And I did try killing Caja more than once, but the results were random. So I decided to try killing Caja before editing accels, during multiple times, then after saving accels, and then finally the keyboard shortcuts worked immediately.

So if anyone else is having the difficulties getting custom keyboard shortcuts to work immediately, then the plan of attack is to open accels in one terminal, and have another terminal open to kill Caja, which you can then easily repeat by hitting the up-arrow and Enter:

First totally kill Caja:

pkill -KILL caja

Then open the accels file in another terminal window with:

pluma ~/.config/caja/accels

Totally kill Caja (AGAIN) – just hit the up-arrow to bring back the last command:

pkill -KILL caja

Remove the semi-colon and space from the beginning of the line you’re going to edit, then Save.

Totally kill Caja (AGAIN):

pkill -KILL caja

Add your accelerator to the end of the entry, then Save.

Totally kill Caja (AGAIN):

pkill -KILL caja

If your text editor says the file has changed, click the Reload button, check your edits are still there, and edit them again if not.

Totally kill Caja (AGAIN):

pkill -KILL caja

Now Save the file, exit, and finally:

Totally kill Caja (AGAIN):

pkill -KILL caja

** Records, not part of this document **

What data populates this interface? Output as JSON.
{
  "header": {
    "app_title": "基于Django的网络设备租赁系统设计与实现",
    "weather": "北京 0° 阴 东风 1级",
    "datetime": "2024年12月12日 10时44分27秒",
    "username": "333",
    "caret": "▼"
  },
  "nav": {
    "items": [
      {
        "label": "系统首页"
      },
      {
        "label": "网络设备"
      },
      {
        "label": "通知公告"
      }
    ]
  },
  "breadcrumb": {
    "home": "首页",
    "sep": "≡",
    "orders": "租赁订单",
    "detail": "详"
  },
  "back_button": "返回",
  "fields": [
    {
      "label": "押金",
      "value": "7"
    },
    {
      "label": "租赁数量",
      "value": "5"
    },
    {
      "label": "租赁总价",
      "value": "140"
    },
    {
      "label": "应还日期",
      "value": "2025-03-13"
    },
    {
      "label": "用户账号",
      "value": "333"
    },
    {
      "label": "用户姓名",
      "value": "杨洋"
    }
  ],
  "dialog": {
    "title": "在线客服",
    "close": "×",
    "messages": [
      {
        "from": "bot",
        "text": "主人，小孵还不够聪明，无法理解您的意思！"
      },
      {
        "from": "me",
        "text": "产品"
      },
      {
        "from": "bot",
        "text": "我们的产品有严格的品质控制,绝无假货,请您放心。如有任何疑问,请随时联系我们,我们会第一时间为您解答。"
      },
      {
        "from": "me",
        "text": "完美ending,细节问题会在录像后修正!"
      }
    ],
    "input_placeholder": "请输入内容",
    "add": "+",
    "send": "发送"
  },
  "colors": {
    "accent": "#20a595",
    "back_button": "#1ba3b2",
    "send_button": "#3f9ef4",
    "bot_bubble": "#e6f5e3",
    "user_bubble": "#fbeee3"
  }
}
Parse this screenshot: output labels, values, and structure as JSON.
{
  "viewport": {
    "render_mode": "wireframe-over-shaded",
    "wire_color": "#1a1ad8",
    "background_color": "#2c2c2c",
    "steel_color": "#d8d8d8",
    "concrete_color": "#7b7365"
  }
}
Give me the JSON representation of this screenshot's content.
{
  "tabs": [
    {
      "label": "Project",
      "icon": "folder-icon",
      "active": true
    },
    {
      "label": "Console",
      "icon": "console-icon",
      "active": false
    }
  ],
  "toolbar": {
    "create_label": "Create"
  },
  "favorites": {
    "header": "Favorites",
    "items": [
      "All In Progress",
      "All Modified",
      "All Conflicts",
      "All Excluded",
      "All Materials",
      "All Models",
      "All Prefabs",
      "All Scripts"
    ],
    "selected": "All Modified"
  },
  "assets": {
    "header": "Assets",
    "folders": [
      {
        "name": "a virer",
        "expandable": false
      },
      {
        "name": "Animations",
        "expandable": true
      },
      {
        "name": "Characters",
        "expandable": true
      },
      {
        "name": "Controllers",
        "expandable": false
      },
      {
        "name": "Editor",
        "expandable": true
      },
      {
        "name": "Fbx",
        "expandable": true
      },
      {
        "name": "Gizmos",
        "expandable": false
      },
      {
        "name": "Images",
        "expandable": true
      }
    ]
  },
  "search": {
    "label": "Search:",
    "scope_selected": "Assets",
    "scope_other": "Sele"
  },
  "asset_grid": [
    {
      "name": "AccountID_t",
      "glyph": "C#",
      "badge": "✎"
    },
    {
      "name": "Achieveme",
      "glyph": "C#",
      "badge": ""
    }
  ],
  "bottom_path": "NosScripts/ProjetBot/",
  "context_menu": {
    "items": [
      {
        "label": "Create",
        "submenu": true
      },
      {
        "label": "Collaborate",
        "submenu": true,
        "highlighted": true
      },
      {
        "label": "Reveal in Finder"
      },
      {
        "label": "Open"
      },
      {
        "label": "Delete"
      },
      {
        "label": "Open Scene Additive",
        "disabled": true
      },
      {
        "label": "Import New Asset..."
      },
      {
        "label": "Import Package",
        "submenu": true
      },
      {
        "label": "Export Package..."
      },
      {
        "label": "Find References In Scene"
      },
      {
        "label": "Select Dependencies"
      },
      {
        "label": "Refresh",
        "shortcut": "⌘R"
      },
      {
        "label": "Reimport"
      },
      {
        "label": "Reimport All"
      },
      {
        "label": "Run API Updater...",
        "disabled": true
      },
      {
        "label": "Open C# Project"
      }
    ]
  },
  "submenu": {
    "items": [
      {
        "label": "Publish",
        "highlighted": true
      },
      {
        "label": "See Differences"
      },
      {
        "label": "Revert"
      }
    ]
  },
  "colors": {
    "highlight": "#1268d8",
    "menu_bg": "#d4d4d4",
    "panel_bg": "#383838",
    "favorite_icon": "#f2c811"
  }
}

All that killing Caja might seem excessive, and like I am being cheeky, but seriously it is quicker and easier to just have another terminal open, hit the up arrow, and repeat the kill command than go through the hellish alternative. Now you should find your new hotkey works immediately after starting Caja again.

☻☻☻☻☻☻☻☻☻☻☻☻☻☻☻☻☻☻☻☻☻☻☻☻☻☻☻☻☻☻☻☻☻☻☻☻☻☻☻

The tutorial above is TOTALLY FREE, and I hope you found it useful! But if this information really made your day, because it rescued you from hours of headache, or allowed you to accomplish something you thought was impossible, then please consider making a donation via PayPal, to buy me a donut, beer, or pizza for my time and effort! Many thanks in advance!

Buy Ubuntu Genius a Beer to say Thanks!

Read Full Post »